When asking about the best time to hold the weaning celebration, religious experts suggest that the Shabbat that follows the first actual weaning would be the best time.
During the occasion, the mother can be honored by being called up and asked to reside blessings during the Torah service. The parents are also encouraged to bring the baby on this Shabbat up to the bimah or the Synagogue’s platform, where followers of the faith read from the Torah for a Misheberakh or a blessing that’s generally meant to honor special occasions.
On that very Shabbat, the father is responsible for providing and organizing a feast that’s usually held as the second (or sometimes the third) Shabbat meal.
A Faith Rich in Traditions
All Jewish rituals aim to mark critical life stages, often signalizing transitions from one life phase to the next. Starting with birth rituals like attending the mikveh for the mother after giving birth, and undergoing a brit milah for newborn boys and the Simchat bat for girls.
As you probably already know, the brit milah represents the circumcision of the newborn Jewish baby, and it signifies him joining the covenant created between God and Abraham and celebrates the boy’s welcoming into the Jewish faith. The Simchat bath celebrates the baby girl and focuses on blessing the little girl and explaining the parents’ name choice.
Later on, we have the bar and the bat mitzvah, which both mean that the children have become responsible for following their religious duties instead of their parents. In a bar mitzvah, boys read from the Torah, and girls may read a Siddur prayer during the bat mitzvah.
As you can see, the Jewish faith is filled with essential rituals that signify different life stages that all remind the followers of the faith about their religious responsibilities and their unique relationship with God and each other. In that sense, weaning can signify that the child is ready to take on new responsibilities and will mostly grow into an exemplary individual within the Jewish community.

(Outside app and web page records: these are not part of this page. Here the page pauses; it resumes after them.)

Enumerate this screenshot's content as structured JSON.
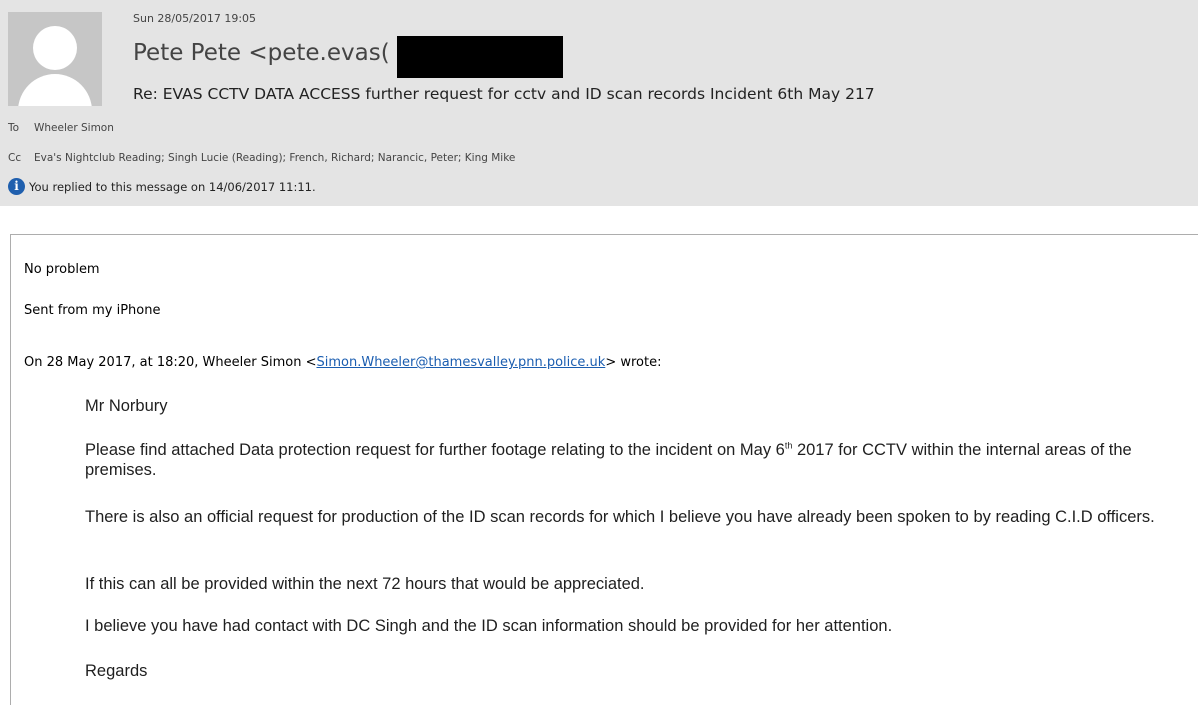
{
  "header": {
    "date": "Sun 28/05/2017 19:05",
    "sender": "Pete Pete <pete.evas(",
    "subject": "Re: EVAS CCTV DATA ACCESS further request for cctv and ID scan records Incident 6th May 217",
    "to_label": "To",
    "to_value": "Wheeler Simon",
    "cc_label": "Cc",
    "cc_value": "Eva's Nightclub Reading; Singh Lucie (Reading); French, Richard; Narancic, Peter; King Mike",
    "info_icon": "info-icon",
    "info_text": "You replied to this message on 14/06/2017 11:11."
  },
  "message": {
    "line1": "No problem",
    "line2": "Sent from my iPhone",
    "wrote_prefix": "On 28 May 2017, at 18:20, Wheeler Simon <",
    "wrote_email": "Simon.Wheeler@thamesvalley.pnn.police.uk",
    "wrote_suffix": "> wrote:"
  },
  "quoted": {
    "greeting": "Mr Norbury",
    "para1_before": "Please find attached Data protection request for further footage relating to the incident on May 6",
    "para1_sup": "th",
    "para1_after": " 2017 for CCTV within the internal areas of the premises.",
    "para2": "There is also an official request for production of the ID scan records for which I believe you have already been spoken to by reading C.I.D officers.",
    "para3": "If this can all be provided within the next 72 hours that would be appreciated.",
    "para4": "I believe you have had contact with DC Singh and the ID scan information should be provided for her attention.",
    "closing": "Regards"
  },
  "colors": {
    "header_bg": "#e4e4e4",
    "link": "#1a5db0",
    "info_icon": "#1f5fae"
  }
}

Have any more questions? Don’t hesitate and reach out to Dr. Krinsky regarding any questions related to this or any other religious topic.